When he takes office in January, President-elect Barack Obama will inherit the gloomiest economy since the Great Depression, prompting comparisons to another president who came into office during tough economic times: Franklin D. Roosevelt. But there's another leader Obama could draw inspiration from — a 2nd century Roman emperor.

Familiar Circumstances

The world's most powerful army was bleeding in Iraq. An easy invasion five years earlier had quickly turned into a deadly guerilla war. Tens of thousands of soldiers had already been killed by insurgents. The corpses of many more civilians and insurgents littered the deserts of Mesopotamia.

The war was expensive. The government that had sent the army to the Middle East now faced a crushing debt. The economy was foundering. Elsewhere in the known world, that same army — stretched to its limits — struggled to provide enough manpower to keep a lid on three other rebellions.

The year was A.D. 117, and the exotic young man who was about to assume the leadership of the Roman Empire wasn't born in the capital city, but in modern-day Spain.

His name was Hadrian. And the empire he inherited from his predecessor Trajan was — militarily, economically and diplomatically — in a precarious position.

Leaders Accused Of Arrogance

At the time, Roman legions were fighting rebellions from the western corner of north Africa all the way to the Tigris River.

The people who lived under Rome's sphere of influence in Gaul and along the Danube complained that their grievances weren't being heard. And they accused Rome's leaders of arrogance.

So Emperor Hadrian, faced with challenges at home and abroad, decided to do three things.

The first decision was to withdraw his legions from Mesopotamia. He decided to shrink and then consolidate the borders of the empire.

The next was to shift money from the war in the east to deal with the public debts. He even found some extra cash to boost the economy with a massive public infrastructure project — things like repairing aqueducts, roads and bridges.

Finally, Hadrian did what few of his predecessors would even consider: He went on a road trip and visited nearly every corner of the empire. He knew that for Rome to bolster its influence, it had to show at least some respect for the nations so affected by its power. Hadrian also increased foreign aid and started a program of nation-building throughout the empire.

By and large, it worked.

An Unprecedented Feat

Now, judging by modern-day standards, Hadrian was brutal.
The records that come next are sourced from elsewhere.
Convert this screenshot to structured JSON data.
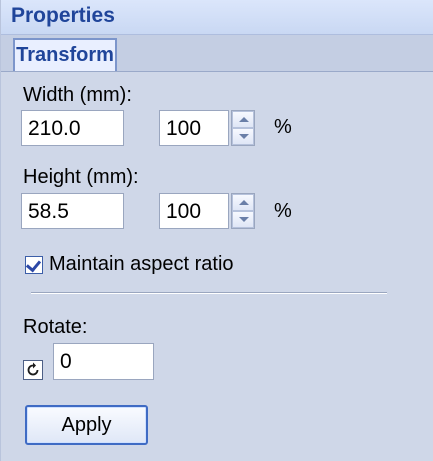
{
  "panel": {
    "title": "Properties",
    "tabs": [
      {
        "label": "Transform",
        "active": true
      }
    ]
  },
  "transform": {
    "width_label": "Width (mm):",
    "width_value": "210.0",
    "width_percent": "100",
    "width_percent_unit": "%",
    "height_label": "Height (mm):",
    "height_value": "58.5",
    "height_percent": "100",
    "height_percent_unit": "%",
    "aspect_label": "Maintain aspect ratio",
    "aspect_checked": true,
    "rotate_label": "Rotate:",
    "rotate_value": "0",
    "apply_label": "Apply"
  },
  "colors": {
    "panel_bg": "#cfd7e8",
    "header_text": "#20459a",
    "tab_bg": "#e9efff",
    "button_border": "#3f6bc4"
  },
  "icons": {
    "rotate": "rotate-ccw-icon",
    "spin_up": "arrow-up-icon",
    "spin_down": "arrow-down-icon",
    "check": "checkmark-icon"
  }
}
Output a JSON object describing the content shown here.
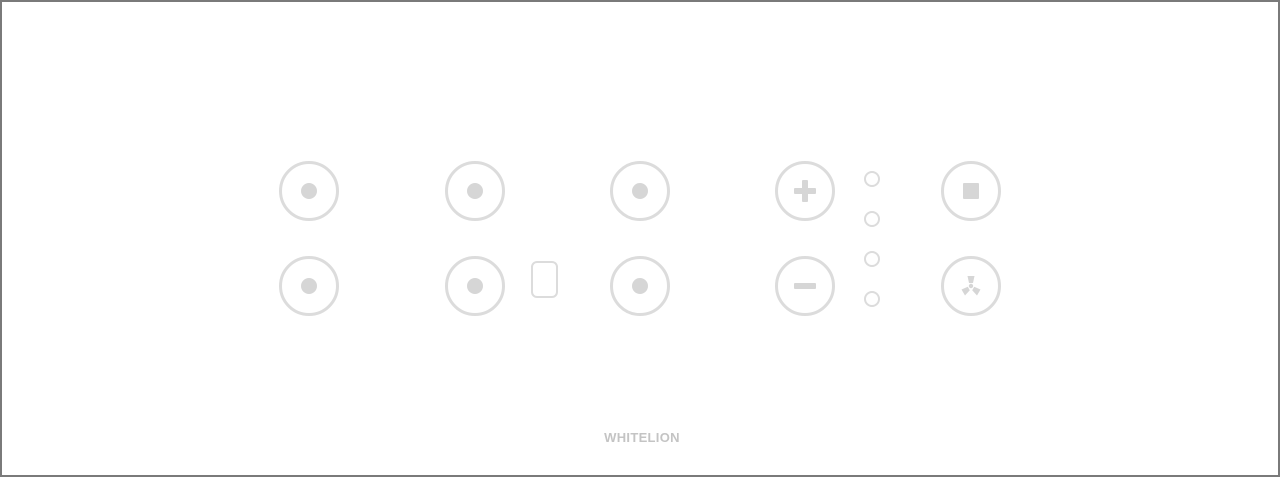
{
  "brand": {
    "label": "WHITELION"
  },
  "colors": {
    "frame_border": "#7a7a7a",
    "control_stroke": "#dcdcdc",
    "control_fill": "#d6d6d6",
    "brand_text": "#c4c4c4",
    "background": "#ffffff"
  },
  "controls": {
    "icons": {
      "switch": "dot-icon",
      "increase": "plus-icon",
      "decrease": "minus-icon",
      "master": "square-icon",
      "fan": "fan-icon"
    }
  }
}
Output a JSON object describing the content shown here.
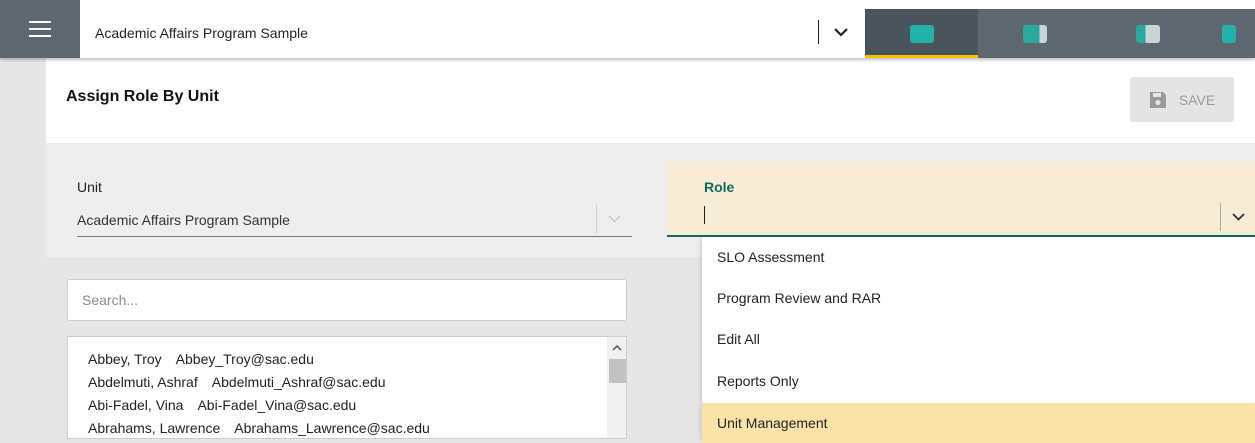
{
  "topbar": {
    "program_name": "Academic Affairs Program Sample",
    "tabs": [
      {
        "name": "tab-1",
        "active": true
      },
      {
        "name": "tab-2",
        "active": false
      },
      {
        "name": "tab-3",
        "active": false
      },
      {
        "name": "tab-4",
        "active": false
      }
    ]
  },
  "header": {
    "title": "Assign Role By Unit",
    "save_label": "SAVE"
  },
  "form": {
    "unit_label": "Unit",
    "unit_value": "Academic Affairs Program Sample",
    "role_label": "Role",
    "role_value": ""
  },
  "search": {
    "placeholder": "Search..."
  },
  "users": [
    {
      "name": "Abbey, Troy",
      "email": "Abbey_Troy@sac.edu"
    },
    {
      "name": "Abdelmuti, Ashraf",
      "email": "Abdelmuti_Ashraf@sac.edu"
    },
    {
      "name": "Abi-Fadel, Vina",
      "email": "Abi-Fadel_Vina@sac.edu"
    },
    {
      "name": "Abrahams, Lawrence",
      "email": "Abrahams_Lawrence@sac.edu"
    }
  ],
  "role_options": [
    {
      "label": "SLO Assessment",
      "selected": false
    },
    {
      "label": "Program Review and RAR",
      "selected": false
    },
    {
      "label": "Edit All",
      "selected": false
    },
    {
      "label": "Reports Only",
      "selected": false
    },
    {
      "label": "Unit Management",
      "selected": true
    }
  ],
  "colors": {
    "accent_teal": "#0f6b5f",
    "tab_active_underline": "#f2c300",
    "role_highlight": "#f9e3a6",
    "topbar_dark": "#5c6770"
  }
}
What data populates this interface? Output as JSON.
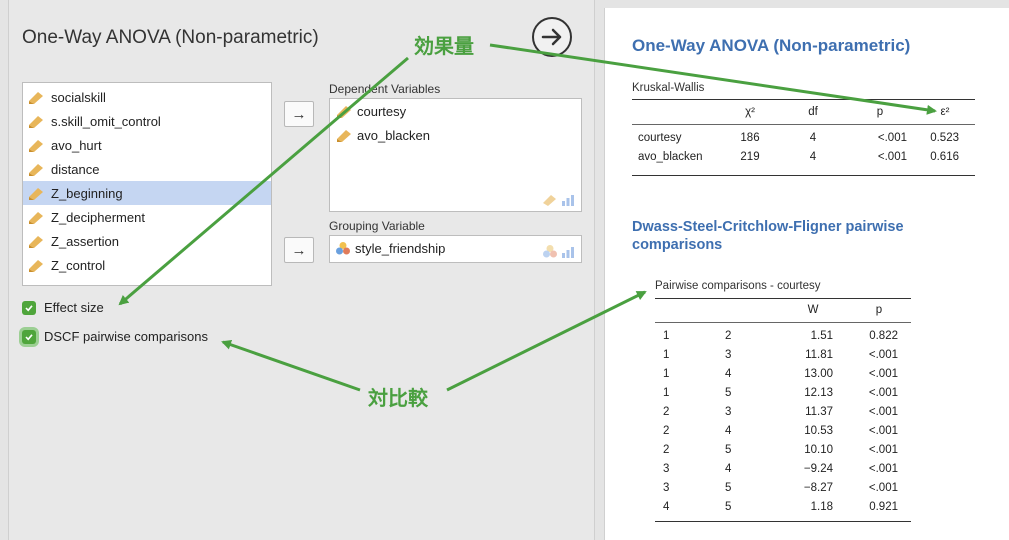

He crushed a Jewish rebellion, killing thousands, and very nearly abolished the Jewish faith. (He saw the Jews as a threat to the stability of the empire.)

But considering that he reigned for two decades, Hadrian's era was remarkable for the virtual absence of war — an unprecedented feat for a Roman emperor up to that point.

By the time he died in 138, Hadrian's Roman Empire had become more peaceful — and powerful — than at any other time before or after.

NPR's Guy Raz is on sabbatical as a Nieman fellow at Harvard University where he is studying ancient history.